The eagerly awaited Covid-19 vaccine may soon be ready for deployment. In anticipation, some employers may consider making the vaccine mandatory for workers.
University of Illinois Professor Matthew Finkin pointed out some of the contours of legal restrictions on mandatory vaccination programs in his recent Bloomberg Insight—religious objection, objection due to a medical condition, or objection based on ethical or ideological grounds.
While there are means to mitigate these legal risks, other risks, such as those associated with individuals with vaccine hesitancies, including those in the “anti-vax” movement, may require employer consideration before implementing a mandatory vaccine program.
Accommodations for Medical, Religious Objections
The EEOC clarified in its Pandemic Preparedness for the Workplace, which was updated in March for Covid-19 considerations, that the Americans with Disabilities Act and Title VII of the Civil Rights Act of 1964 bar an employer from compelling employees to be vaccinated for influenza regardless of their medical conditions or sincerely held religious beliefs—even during a pandemic.
The EEOC updated its 2009 Pandemic Preparedness in response to the current pandemic in two ways relevant to mandatory Covid-19 vaccination: First, the EEOC acknowledged that the Covid-19 pandemic met the ADA’s “direct threat standard” that permits more extensive medical inquiries and controls in the workplace than the ADA previously allowed.
A “direct threat finding” means that having someone with Covid-19 or symptoms of it in the workplace poses a “significant risk of substantial harm” to others in the workplace. That finding permits employers to establish medical testing considerations and measures the ADA would not typically permit, such as taking employee temperatures, a measure that has been widely adopted since the pandemic’s onset.
Second, the EEOC noted in its March update that there was (then) no Covid-19 vaccine available.
Unless and until EEOC updates its guidance, the existing guidance forms the basis for any mandatory vaccination program—including the Covid-19 vaccine. Employers therefore are legally obligated to accommodate any employee who requests to opt out of any vaccination program on the basis of medical or religious objections.
Once these objections are articulated, the burden shifts to the employer to explore whether an accommodation for those objections may exist. Accommodations could include, for example, removing an employee from customer-facing or other public duties, minimizing interactions with other employees, or requiring the employee to work from home.
But in the event an accommodation is required, the interactive process requires that a discussion about those accommodations actually takes place or the employer could face liability for discrimination under the ADA or Title VII (and their state law equivalents).
‘Political’ Accommodations: The ‘Anti-Vax’ Movement
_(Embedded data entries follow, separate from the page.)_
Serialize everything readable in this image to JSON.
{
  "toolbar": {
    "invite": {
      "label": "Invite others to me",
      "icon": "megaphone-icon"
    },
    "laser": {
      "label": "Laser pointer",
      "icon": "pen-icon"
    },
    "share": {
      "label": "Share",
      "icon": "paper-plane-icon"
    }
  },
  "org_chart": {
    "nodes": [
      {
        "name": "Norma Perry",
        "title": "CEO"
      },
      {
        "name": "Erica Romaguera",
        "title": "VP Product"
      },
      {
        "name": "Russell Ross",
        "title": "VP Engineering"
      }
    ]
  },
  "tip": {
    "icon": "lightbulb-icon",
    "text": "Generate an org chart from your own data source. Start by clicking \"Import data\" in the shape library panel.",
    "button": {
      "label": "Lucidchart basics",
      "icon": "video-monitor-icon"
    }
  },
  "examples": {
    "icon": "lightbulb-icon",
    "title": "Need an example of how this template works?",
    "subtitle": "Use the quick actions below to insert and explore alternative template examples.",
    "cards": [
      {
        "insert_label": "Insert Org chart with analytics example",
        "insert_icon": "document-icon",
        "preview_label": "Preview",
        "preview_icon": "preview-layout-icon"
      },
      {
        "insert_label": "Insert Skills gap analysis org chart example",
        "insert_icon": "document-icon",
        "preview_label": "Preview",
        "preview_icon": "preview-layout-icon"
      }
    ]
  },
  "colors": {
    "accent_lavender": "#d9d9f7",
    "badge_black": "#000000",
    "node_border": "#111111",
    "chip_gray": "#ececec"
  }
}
In addition to the religious and medical grounds that provide a legally statutory basis to reject vaccination, mandatory workplace vaccination programs also implicate social issues associated with vaccine hesitancies, known as the “anti-vax” movement.
While not traditionally associated with any particular political party or ideology, some states—such as California and New York—limit an employer’s ability to take adverse employment action against an employee as a result of the employee’s outside political or even recreational activities.
It is not a leap from this proposition to assert that one’s affiliation with the anti-vax “movement” is, at core, political, and that any action taken against an employee for failing to submit to mandatory vaccination as a result could result in legal liability.
What to Do if an Employee Refuses Vaccination
Mandatory workplace vaccination programs should have a built-in procedure that permits employees to opt-out for medical or religious reasons or perhaps even political or social reasons.
In addition, human resources personnel fully trained in workplace accommodations should be responsible for all communications concerning or management of such a program to avoid the risk of an inadvertent discrimination claim.
Moreover, legal should play a role if an employee refuses to participate based upon what would appear to be a “political” objection—such as adhering to the anti-vax movement. This process is better facilitated against the backdrop of updated and narrowly tailored job descriptions, which are the starting point for any essential function analysis.
Employers should also pay particular attention to recordkeeping given the ADA mandate that medical records be kept separate from general personnel files and the importance of data integrity and limited internal access to medical information.
Finally, employers should be mindful that a Covid-19 vaccine will not replace the employer’s general and pre-pandemic obligation to provide a safe working environment for employees.
This column does not necessarily reflect the opinion of The Bureau of National Affairs, Inc. or its owners.
Jen Rubin is a member at Mintz practicing employment law. She advises clients across various industries on issues such as wage and hour compliance and maintains a robust trial practice, with a focus on class actions, trade secrets and employment mobility disputes, and the defense of discrimination, retaliation, and other disputes arising from the employment relationship.